* AVAILABLE RECORDS
■ ■ ■ ■

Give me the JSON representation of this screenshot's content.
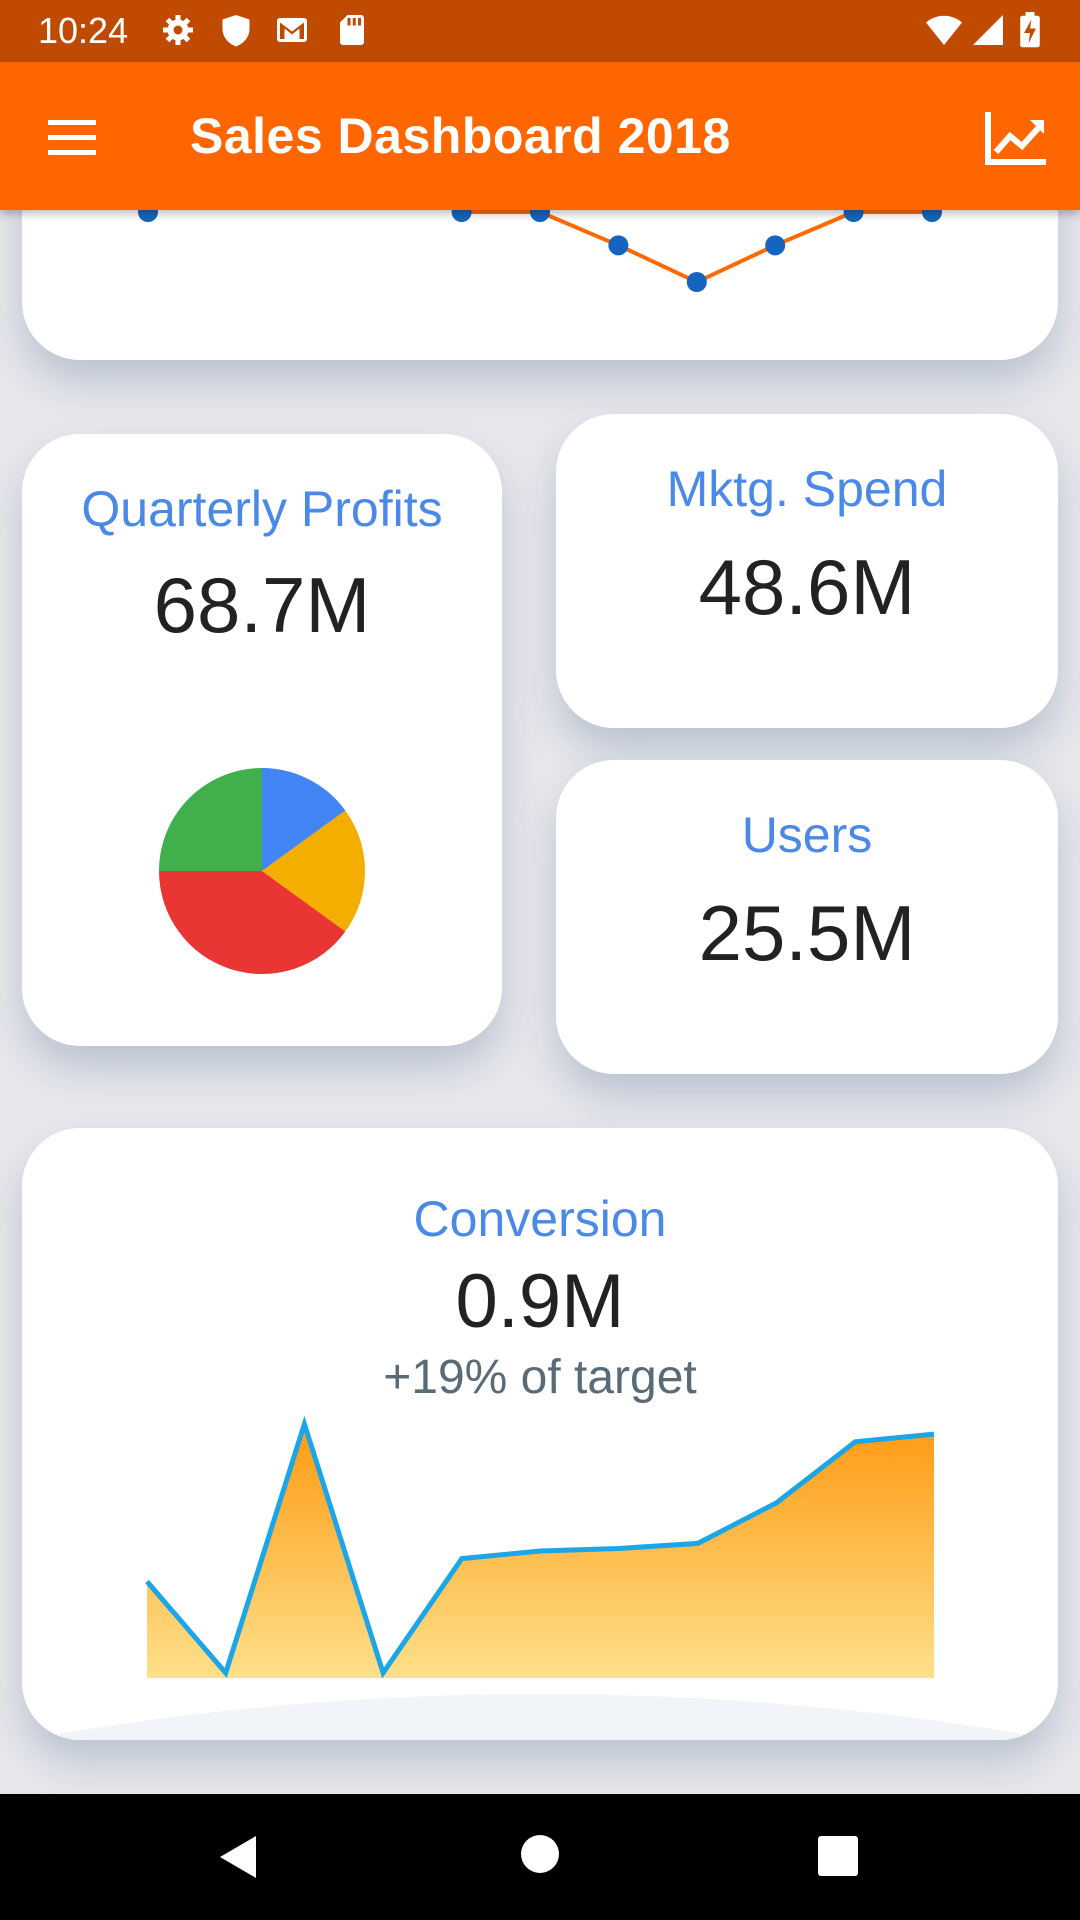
{
  "status_bar": {
    "time": "10:24",
    "left_icons": [
      "settings-icon",
      "shield-icon",
      "gmail-icon",
      "sd-card-icon"
    ],
    "right_icons": [
      "wifi-icon",
      "signal-icon",
      "battery-charging-icon"
    ]
  },
  "app_bar": {
    "title": "Sales Dashboard 2018",
    "menu_icon": "menu-icon",
    "action_icon": "trending-up-icon",
    "color": "#ff6600"
  },
  "top_chart": {
    "type": "line",
    "line_color": "#ff6a00",
    "point_color": "#1565c0",
    "visible_points": [
      {
        "i": 0,
        "v": 100
      },
      {
        "i": 4,
        "v": 100
      },
      {
        "i": 5,
        "v": 100
      },
      {
        "i": 6,
        "v": 80
      },
      {
        "i": 7,
        "v": 58
      },
      {
        "i": 8,
        "v": 80
      },
      {
        "i": 9,
        "v": 100
      },
      {
        "i": 10,
        "v": 100
      }
    ]
  },
  "cards": {
    "profits": {
      "title": "Quarterly Profits",
      "value": "68.7M"
    },
    "mktg": {
      "title": "Mktg. Spend",
      "value": "48.6M"
    },
    "users": {
      "title": "Users",
      "value": "25.5M"
    },
    "conversion": {
      "title": "Conversion",
      "value": "0.9M",
      "subtitle": "+19% of target"
    }
  },
  "chart_data": [
    {
      "type": "pie",
      "slices": [
        {
          "value": 15,
          "color": "#4285f4"
        },
        {
          "value": 20,
          "color": "#f4ae00"
        },
        {
          "value": 40,
          "color": "#ea3535"
        },
        {
          "value": 25,
          "color": "#41b04c"
        }
      ]
    },
    {
      "type": "area",
      "values": [
        38,
        2,
        100,
        2,
        47,
        50,
        51,
        53,
        69,
        93,
        96
      ],
      "line_color": "#1aa6e8",
      "fill_top": "#ff9a12",
      "fill_bottom": "#fde08a"
    }
  ],
  "nav_bar": {
    "buttons": [
      "back-icon",
      "home-icon",
      "recents-icon"
    ]
  }
}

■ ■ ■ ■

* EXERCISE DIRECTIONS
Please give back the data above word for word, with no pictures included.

* ANSWER TO THE EXERCISE
Give me the JSON representation of this screenshot's content.
{
  "status_bar": {
    "time": "10:24",
    "left_icons": [
      "settings-icon",
      "shield-icon",
      "gmail-icon",
      "sd-card-icon"
    ],
    "right_icons": [
      "wifi-icon",
      "signal-icon",
      "battery-charging-icon"
    ]
  },
  "app_bar": {
    "title": "Sales Dashboard 2018",
    "menu_icon": "menu-icon",
    "action_icon": "trending-up-icon",
    "color": "#ff6600"
  },
  "top_chart": {
    "type": "line",
    "line_color": "#ff6a00",
    "point_color": "#1565c0",
    "visible_points": [
      {
        "i": 0,
        "v": 100
      },
      {
        "i": 4,
        "v": 100
      },
      {
        "i": 5,
        "v": 100
      },
      {
        "i": 6,
        "v": 80
      },
      {
        "i": 7,
        "v": 58
      },
      {
        "i": 8,
        "v": 80
      },
      {
        "i": 9,
        "v": 100
      },
      {
        "i": 10,
        "v": 100
      }
    ]
  },
  "cards": {
    "profits": {
      "title": "Quarterly Profits",
      "value": "68.7M"
    },
    "mktg": {
      "title": "Mktg. Spend",
      "value": "48.6M"
    },
    "users": {
      "title": "Users",
      "value": "25.5M"
    },
    "conversion": {
      "title": "Conversion",
      "value": "0.9M",
      "subtitle": "+19% of target"
    }
  },
  "chart_data": [
    {
      "type": "pie",
      "slices": [
        {
          "value": 15,
          "color": "#4285f4"
        },
        {
          "value": 20,
          "color": "#f4ae00"
        },
        {
          "value": 40,
          "color": "#ea3535"
        },
        {
          "value": 25,
          "color": "#41b04c"
        }
      ]
    },
    {
      "type": "area",
      "values": [
        38,
        2,
        100,
        2,
        47,
        50,
        51,
        53,
        69,
        93,
        96
      ],
      "line_color": "#1aa6e8",
      "fill_top": "#ff9a12",
      "fill_bottom": "#fde08a"
    }
  ],
  "nav_bar": {
    "buttons": [
      "back-icon",
      "home-icon",
      "recents-icon"
    ]
  }
}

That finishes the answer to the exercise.